Friday, November 21, 2008

Santiago. Unidad Vecinal Portales

The Unidad Vecinal Portales is a massive housing complex just north of the main bus terminal. I don’t know the exact number of units, but it must approach 1000. It is quite a striking modernist project designed in 1950 by B.V.C.H. (Bresciani, Vald├ęs, Castillo y Huidobro) and was constructed between 1952 and 1956. It has quite a striking variety of buildings, all originally connected through broad walkways and interior streets. In the larger blocks, housing is a variety of one and two story units. In between the blocks are units, designed like rowhouses. Each of these have a front and backyard. These were originally placed under a lot of the walkways, but over the years, these walkways have been closed off and used to create pitched roofs over the homes. It is a very strange experience to be walking along and see the walkway in front of you end in someone’s roof. One of the residents told me that it was because young kids would hang out all night being rowdy and the only way people found to stop it was be building roofs there. I suspect there were problems with leaks as well. The result is, of course, that you have move between the buildings on the ground.

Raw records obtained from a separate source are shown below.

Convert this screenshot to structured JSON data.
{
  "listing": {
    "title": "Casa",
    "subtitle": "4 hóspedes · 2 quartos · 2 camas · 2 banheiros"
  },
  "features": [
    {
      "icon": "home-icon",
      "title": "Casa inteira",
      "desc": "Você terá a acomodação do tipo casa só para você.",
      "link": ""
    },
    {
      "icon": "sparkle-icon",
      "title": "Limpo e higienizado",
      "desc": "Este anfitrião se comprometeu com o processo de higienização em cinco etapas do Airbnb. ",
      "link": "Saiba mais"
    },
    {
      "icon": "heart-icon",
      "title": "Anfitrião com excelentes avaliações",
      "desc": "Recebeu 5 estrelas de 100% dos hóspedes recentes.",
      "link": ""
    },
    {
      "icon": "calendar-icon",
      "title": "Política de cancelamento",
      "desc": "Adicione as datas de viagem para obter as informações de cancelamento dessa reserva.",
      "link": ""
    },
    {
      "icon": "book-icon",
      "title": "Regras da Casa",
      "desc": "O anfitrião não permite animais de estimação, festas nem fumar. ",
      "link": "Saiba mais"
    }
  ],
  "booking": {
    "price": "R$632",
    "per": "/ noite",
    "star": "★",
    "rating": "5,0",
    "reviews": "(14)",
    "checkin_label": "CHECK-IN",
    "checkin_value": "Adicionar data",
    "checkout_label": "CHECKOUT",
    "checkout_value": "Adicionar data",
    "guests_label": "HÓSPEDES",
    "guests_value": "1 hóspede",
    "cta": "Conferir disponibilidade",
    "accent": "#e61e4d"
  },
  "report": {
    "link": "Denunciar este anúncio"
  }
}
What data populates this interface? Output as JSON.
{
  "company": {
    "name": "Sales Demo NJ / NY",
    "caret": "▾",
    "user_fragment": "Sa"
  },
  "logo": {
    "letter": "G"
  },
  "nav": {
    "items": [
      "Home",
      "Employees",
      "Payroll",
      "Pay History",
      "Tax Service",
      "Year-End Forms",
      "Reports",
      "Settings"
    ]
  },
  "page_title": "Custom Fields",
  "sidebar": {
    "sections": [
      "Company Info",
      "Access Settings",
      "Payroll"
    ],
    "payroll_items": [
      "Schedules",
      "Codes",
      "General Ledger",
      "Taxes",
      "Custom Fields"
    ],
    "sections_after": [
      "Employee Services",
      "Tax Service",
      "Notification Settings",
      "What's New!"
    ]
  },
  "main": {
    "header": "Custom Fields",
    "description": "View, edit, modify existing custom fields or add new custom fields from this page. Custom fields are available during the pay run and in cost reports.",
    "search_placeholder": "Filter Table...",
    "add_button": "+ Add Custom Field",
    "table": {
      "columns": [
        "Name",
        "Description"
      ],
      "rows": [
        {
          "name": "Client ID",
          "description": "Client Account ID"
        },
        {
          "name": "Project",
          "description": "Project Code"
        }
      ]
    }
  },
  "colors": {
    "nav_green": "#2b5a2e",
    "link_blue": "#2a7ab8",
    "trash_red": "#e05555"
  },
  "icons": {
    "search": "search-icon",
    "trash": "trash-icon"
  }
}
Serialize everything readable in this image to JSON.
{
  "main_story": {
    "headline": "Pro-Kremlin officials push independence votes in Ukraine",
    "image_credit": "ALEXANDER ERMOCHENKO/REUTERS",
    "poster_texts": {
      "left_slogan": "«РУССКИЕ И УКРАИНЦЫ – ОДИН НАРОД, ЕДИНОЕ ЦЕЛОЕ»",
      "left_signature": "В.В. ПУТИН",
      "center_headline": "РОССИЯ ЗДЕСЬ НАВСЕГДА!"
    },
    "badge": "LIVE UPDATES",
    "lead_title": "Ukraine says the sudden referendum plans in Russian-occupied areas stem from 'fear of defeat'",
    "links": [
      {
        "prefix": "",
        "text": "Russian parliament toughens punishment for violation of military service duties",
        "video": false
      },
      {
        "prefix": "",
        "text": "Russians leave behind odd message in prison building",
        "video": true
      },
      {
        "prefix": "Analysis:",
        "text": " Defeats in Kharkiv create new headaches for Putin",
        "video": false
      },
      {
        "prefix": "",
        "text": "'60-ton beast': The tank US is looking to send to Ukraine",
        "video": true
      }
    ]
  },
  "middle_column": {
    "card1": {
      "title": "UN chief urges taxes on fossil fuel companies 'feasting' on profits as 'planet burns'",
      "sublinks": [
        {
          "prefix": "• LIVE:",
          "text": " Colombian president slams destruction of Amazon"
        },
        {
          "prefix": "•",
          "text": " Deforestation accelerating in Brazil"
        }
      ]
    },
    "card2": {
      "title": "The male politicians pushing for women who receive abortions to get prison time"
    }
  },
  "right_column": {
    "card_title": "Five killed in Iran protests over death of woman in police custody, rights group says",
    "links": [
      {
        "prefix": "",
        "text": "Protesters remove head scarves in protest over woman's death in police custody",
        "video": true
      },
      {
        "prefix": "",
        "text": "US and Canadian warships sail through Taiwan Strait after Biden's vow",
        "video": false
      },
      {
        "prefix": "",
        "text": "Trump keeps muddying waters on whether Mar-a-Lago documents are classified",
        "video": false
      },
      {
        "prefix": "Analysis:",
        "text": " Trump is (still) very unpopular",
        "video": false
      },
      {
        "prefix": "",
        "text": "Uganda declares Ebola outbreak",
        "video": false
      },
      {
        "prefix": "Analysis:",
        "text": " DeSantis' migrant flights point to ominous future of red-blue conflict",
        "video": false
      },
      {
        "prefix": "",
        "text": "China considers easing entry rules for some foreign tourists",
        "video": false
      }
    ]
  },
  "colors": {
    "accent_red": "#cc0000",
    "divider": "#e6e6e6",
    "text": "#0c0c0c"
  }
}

The facades are a bit of a hodge podge, but offer a striking variety and diversity, as balconies and windows having sliding screens as well. The interior circulation zones were quite striking as well with large wide, interior streets and large voids cut out where the vertical circulation is located.

I dug this project, and the people I spoke with there seemed to really like living there. There is enough variety within the entire complex that families have been able to remain within the same community while still be able to moving to different units and apartments sizes. But there is something about these modernist projects that have a distinct contribution from the inhabitants….

Wednesday, November 19, 2008

Chile. Salar de Carmen

While in Antofogasta, I visited a project called Salar de Carmen. It was designed by Mario Perez de Arce and Jaime Besa in 1959 and encompassed 850 homes. It was very much in the modernist tradition and while originally was a very striking project, has since been transformed into an unrecognizable project, almost blending in with the vernacular of the surrounding neighborhoods.

1961 and 2008

Additions and Transformations

Each of these corners were originally the same design

A typical street elevation showing the variety, transformation and progress of the fabric

Context today